- **ACTIVITY**
Repeat the data below exactly, with every entry included.

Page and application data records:
_ _ _ _ _
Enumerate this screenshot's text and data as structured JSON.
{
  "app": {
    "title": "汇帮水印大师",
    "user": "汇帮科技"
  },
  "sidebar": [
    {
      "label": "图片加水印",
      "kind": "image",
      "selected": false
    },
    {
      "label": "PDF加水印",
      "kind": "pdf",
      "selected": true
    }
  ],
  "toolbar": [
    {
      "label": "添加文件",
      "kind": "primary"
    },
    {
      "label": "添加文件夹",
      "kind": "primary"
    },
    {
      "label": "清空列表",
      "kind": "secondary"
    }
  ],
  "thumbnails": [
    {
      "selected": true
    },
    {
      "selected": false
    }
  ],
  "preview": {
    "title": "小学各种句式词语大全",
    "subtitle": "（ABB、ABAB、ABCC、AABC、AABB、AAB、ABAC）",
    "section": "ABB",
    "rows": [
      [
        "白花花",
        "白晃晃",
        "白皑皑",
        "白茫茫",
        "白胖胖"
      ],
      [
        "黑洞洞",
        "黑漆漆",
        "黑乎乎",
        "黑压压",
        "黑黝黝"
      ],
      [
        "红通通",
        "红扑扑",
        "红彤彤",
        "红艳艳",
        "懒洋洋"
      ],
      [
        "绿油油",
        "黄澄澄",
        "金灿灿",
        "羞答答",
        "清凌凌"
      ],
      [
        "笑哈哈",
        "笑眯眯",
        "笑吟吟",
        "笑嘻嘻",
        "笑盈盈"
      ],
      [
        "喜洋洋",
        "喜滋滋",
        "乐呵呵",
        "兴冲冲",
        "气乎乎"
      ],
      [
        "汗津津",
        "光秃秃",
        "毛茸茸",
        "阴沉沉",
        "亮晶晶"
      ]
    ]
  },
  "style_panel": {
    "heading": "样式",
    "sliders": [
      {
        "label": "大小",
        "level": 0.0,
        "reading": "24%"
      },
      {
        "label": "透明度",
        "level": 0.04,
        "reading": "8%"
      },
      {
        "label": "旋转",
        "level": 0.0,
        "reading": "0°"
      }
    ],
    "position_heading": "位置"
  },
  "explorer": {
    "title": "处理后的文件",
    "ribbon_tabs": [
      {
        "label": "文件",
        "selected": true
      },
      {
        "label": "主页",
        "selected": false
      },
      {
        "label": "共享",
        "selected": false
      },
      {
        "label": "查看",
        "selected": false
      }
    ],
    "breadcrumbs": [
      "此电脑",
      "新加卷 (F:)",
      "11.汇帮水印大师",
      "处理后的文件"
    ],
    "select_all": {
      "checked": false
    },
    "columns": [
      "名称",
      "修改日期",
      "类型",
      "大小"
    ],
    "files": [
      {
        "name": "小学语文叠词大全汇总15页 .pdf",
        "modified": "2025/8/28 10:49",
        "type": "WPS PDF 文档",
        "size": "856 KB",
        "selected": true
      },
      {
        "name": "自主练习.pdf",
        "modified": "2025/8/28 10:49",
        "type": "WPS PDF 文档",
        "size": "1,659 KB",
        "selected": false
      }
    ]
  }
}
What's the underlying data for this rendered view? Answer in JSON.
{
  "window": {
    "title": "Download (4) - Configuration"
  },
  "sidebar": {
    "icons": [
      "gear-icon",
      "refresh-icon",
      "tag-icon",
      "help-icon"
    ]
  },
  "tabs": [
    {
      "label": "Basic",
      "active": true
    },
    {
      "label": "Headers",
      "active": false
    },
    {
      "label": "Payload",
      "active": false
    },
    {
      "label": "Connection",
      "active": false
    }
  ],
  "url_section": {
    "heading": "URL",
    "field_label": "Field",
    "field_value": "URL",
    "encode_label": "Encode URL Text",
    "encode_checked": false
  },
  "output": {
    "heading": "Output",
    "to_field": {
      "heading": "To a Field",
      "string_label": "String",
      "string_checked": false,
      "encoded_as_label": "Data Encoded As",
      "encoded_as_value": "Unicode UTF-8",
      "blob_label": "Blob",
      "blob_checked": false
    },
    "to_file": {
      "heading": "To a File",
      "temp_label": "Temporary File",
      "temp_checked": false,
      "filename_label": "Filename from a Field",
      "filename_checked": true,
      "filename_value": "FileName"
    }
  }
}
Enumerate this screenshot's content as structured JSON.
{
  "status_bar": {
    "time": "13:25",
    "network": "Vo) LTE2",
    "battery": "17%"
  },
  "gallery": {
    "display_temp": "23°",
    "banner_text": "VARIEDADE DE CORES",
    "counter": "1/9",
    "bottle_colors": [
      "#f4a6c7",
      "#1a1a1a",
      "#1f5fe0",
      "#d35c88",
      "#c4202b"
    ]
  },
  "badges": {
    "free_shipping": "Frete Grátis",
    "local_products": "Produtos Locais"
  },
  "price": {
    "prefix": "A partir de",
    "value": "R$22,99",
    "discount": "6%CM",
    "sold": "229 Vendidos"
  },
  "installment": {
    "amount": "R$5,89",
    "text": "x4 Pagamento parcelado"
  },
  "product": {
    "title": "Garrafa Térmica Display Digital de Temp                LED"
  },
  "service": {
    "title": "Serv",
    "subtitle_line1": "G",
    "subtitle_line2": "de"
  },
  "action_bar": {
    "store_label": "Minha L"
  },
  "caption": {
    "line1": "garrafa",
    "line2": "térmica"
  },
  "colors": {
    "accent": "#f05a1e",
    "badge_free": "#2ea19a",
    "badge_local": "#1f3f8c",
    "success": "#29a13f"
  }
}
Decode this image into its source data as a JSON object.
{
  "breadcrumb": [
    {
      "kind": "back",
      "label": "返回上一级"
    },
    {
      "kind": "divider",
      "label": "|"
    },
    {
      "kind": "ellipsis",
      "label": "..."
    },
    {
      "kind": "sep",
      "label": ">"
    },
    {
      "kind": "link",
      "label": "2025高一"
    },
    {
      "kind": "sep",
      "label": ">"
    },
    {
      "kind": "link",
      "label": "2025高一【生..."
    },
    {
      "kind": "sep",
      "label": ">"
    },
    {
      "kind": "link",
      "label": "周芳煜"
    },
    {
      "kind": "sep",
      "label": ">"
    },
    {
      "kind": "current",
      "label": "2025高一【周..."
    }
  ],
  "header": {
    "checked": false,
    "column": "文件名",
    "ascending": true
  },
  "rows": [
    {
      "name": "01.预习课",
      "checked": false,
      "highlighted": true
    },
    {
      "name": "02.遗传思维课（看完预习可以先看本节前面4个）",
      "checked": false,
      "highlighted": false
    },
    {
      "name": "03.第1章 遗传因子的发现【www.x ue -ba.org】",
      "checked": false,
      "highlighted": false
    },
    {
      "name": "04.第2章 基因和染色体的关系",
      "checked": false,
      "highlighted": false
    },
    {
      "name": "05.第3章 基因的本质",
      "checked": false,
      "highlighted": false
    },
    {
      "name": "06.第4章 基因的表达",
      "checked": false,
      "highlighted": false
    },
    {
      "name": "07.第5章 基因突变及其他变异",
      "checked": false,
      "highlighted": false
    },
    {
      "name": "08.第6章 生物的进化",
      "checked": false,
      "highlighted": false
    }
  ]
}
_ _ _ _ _
- **SOLUTION TO THIS TASK**
Enumerate this screenshot's text and data as structured JSON.
{
  "app": {
    "title": "汇帮水印大师",
    "user": "汇帮科技"
  },
  "sidebar": [
    {
      "label": "图片加水印",
      "kind": "image",
      "selected": false
    },
    {
      "label": "PDF加水印",
      "kind": "pdf",
      "selected": true
    }
  ],
  "toolbar": [
    {
      "label": "添加文件",
      "kind": "primary"
    },
    {
      "label": "添加文件夹",
      "kind": "primary"
    },
    {
      "label": "清空列表",
      "kind": "secondary"
    }
  ],
  "thumbnails": [
    {
      "selected": true
    },
    {
      "selected": false
    }
  ],
  "preview": {
    "title": "小学各种句式词语大全",
    "subtitle": "（ABB、ABAB、ABCC、AABC、AABB、AAB、ABAC）",
    "section": "ABB",
    "rows": [
      [
        "白花花",
        "白晃晃",
        "白皑皑",
        "白茫茫",
        "白胖胖"
      ],
      [
        "黑洞洞",
        "黑漆漆",
        "黑乎乎",
        "黑压压",
        "黑黝黝"
      ],
      [
        "红通通",
        "红扑扑",
        "红彤彤",
        "红艳艳",
        "懒洋洋"
      ],
      [
        "绿油油",
        "黄澄澄",
        "金灿灿",
        "羞答答",
        "清凌凌"
      ],
      [
        "笑哈哈",
        "笑眯眯",
        "笑吟吟",
        "笑嘻嘻",
        "笑盈盈"
      ],
      [
        "喜洋洋",
        "喜滋滋",
        "乐呵呵",
        "兴冲冲",
        "气乎乎"
      ],
      [
        "汗津津",
        "光秃秃",
        "毛茸茸",
        "阴沉沉",
        "亮晶晶"
      ]
    ]
  },
  "style_panel": {
    "heading": "样式",
    "sliders": [
      {
        "label": "大小",
        "level": 0.0,
        "reading": "24%"
      },
      {
        "label": "透明度",
        "level": 0.04,
        "reading": "8%"
      },
      {
        "label": "旋转",
        "level": 0.0,
        "reading": "0°"
      }
    ],
    "position_heading": "位置"
  },
  "explorer": {
    "title": "处理后的文件",
    "ribbon_tabs": [
      {
        "label": "文件",
        "selected": true
      },
      {
        "label": "主页",
        "selected": false
      },
      {
        "label": "共享",
        "selected": false
      },
      {
        "label": "查看",
        "selected": false
      }
    ],
    "breadcrumbs": [
      "此电脑",
      "新加卷 (F:)",
      "11.汇帮水印大师",
      "处理后的文件"
    ],
    "select_all": {
      "checked": false
    },
    "columns": [
      "名称",
      "修改日期",
      "类型",
      "大小"
    ],
    "files": [
      {
        "name": "小学语文叠词大全汇总15页 .pdf",
        "modified": "2025/8/28 10:49",
        "type": "WPS PDF 文档",
        "size": "856 KB",
        "selected": true
      },
      {
        "name": "自主练习.pdf",
        "modified": "2025/8/28 10:49",
        "type": "WPS PDF 文档",
        "size": "1,659 KB",
        "selected": false
      }
    ]
  }
}
What's the underlying data for this rendered view? Answer in JSON.
{
  "window": {
    "title": "Download (4) - Configuration"
  },
  "sidebar": {
    "icons": [
      "gear-icon",
      "refresh-icon",
      "tag-icon",
      "help-icon"
    ]
  },
  "tabs": [
    {
      "label": "Basic",
      "active": true
    },
    {
      "label": "Headers",
      "active": false
    },
    {
      "label": "Payload",
      "active": false
    },
    {
      "label": "Connection",
      "active": false
    }
  ],
  "url_section": {
    "heading": "URL",
    "field_label": "Field",
    "field_value": "URL",
    "encode_label": "Encode URL Text",
    "encode_checked": false
  },
  "output": {
    "heading": "Output",
    "to_field": {
      "heading": "To a Field",
      "string_label": "String",
      "string_checked": false,
      "encoded_as_label": "Data Encoded As",
      "encoded_as_value": "Unicode UTF-8",
      "blob_label": "Blob",
      "blob_checked": false
    },
    "to_file": {
      "heading": "To a File",
      "temp_label": "Temporary File",
      "temp_checked": false,
      "filename_label": "Filename from a Field",
      "filename_checked": true,
      "filename_value": "FileName"
    }
  }
}
Enumerate this screenshot's content as structured JSON.
{
  "status_bar": {
    "time": "13:25",
    "network": "Vo) LTE2",
    "battery": "17%"
  },
  "gallery": {
    "display_temp": "23°",
    "banner_text": "VARIEDADE DE CORES",
    "counter": "1/9",
    "bottle_colors": [
      "#f4a6c7",
      "#1a1a1a",
      "#1f5fe0",
      "#d35c88",
      "#c4202b"
    ]
  },
  "badges": {
    "free_shipping": "Frete Grátis",
    "local_products": "Produtos Locais"
  },
  "price": {
    "prefix": "A partir de",
    "value": "R$22,99",
    "discount": "6%CM",
    "sold": "229 Vendidos"
  },
  "installment": {
    "amount": "R$5,89",
    "text": "x4 Pagamento parcelado"
  },
  "product": {
    "title": "Garrafa Térmica Display Digital de Temp                LED"
  },
  "service": {
    "title": "Serv",
    "subtitle_line1": "G",
    "subtitle_line2": "de"
  },
  "action_bar": {
    "store_label": "Minha L"
  },
  "caption": {
    "line1": "garrafa",
    "line2": "térmica"
  },
  "colors": {
    "accent": "#f05a1e",
    "badge_free": "#2ea19a",
    "badge_local": "#1f3f8c",
    "success": "#29a13f"
  }
}
Decode this image into its source data as a JSON object.
{
  "breadcrumb": [
    {
      "kind": "back",
      "label": "返回上一级"
    },
    {
      "kind": "divider",
      "label": "|"
    },
    {
      "kind": "ellipsis",
      "label": "..."
    },
    {
      "kind": "sep",
      "label": ">"
    },
    {
      "kind": "link",
      "label": "2025高一"
    },
    {
      "kind": "sep",
      "label": ">"
    },
    {
      "kind": "link",
      "label": "2025高一【生..."
    },
    {
      "kind": "sep",
      "label": ">"
    },
    {
      "kind": "link",
      "label": "周芳煜"
    },
    {
      "kind": "sep",
      "label": ">"
    },
    {
      "kind": "current",
      "label": "2025高一【周..."
    }
  ],
  "header": {
    "checked": false,
    "column": "文件名",
    "ascending": true
  },
  "rows": [
    {
      "name": "01.预习课",
      "checked": false,
      "highlighted": true
    },
    {
      "name": "02.遗传思维课（看完预习可以先看本节前面4个）",
      "checked": false,
      "highlighted": false
    },
    {
      "name": "03.第1章 遗传因子的发现【www.x ue -ba.org】",
      "checked": false,
      "highlighted": false
    },
    {
      "name": "04.第2章 基因和染色体的关系",
      "checked": false,
      "highlighted": false
    },
    {
      "name": "05.第3章 基因的本质",
      "checked": false,
      "highlighted": false
    },
    {
      "name": "06.第4章 基因的表达",
      "checked": false,
      "highlighted": false
    },
    {
      "name": "07.第5章 基因突变及其他变异",
      "checked": false,
      "highlighted": false
    },
    {
      "name": "08.第6章 生物的进化",
      "checked": false,
      "highlighted": false
    }
  ]
}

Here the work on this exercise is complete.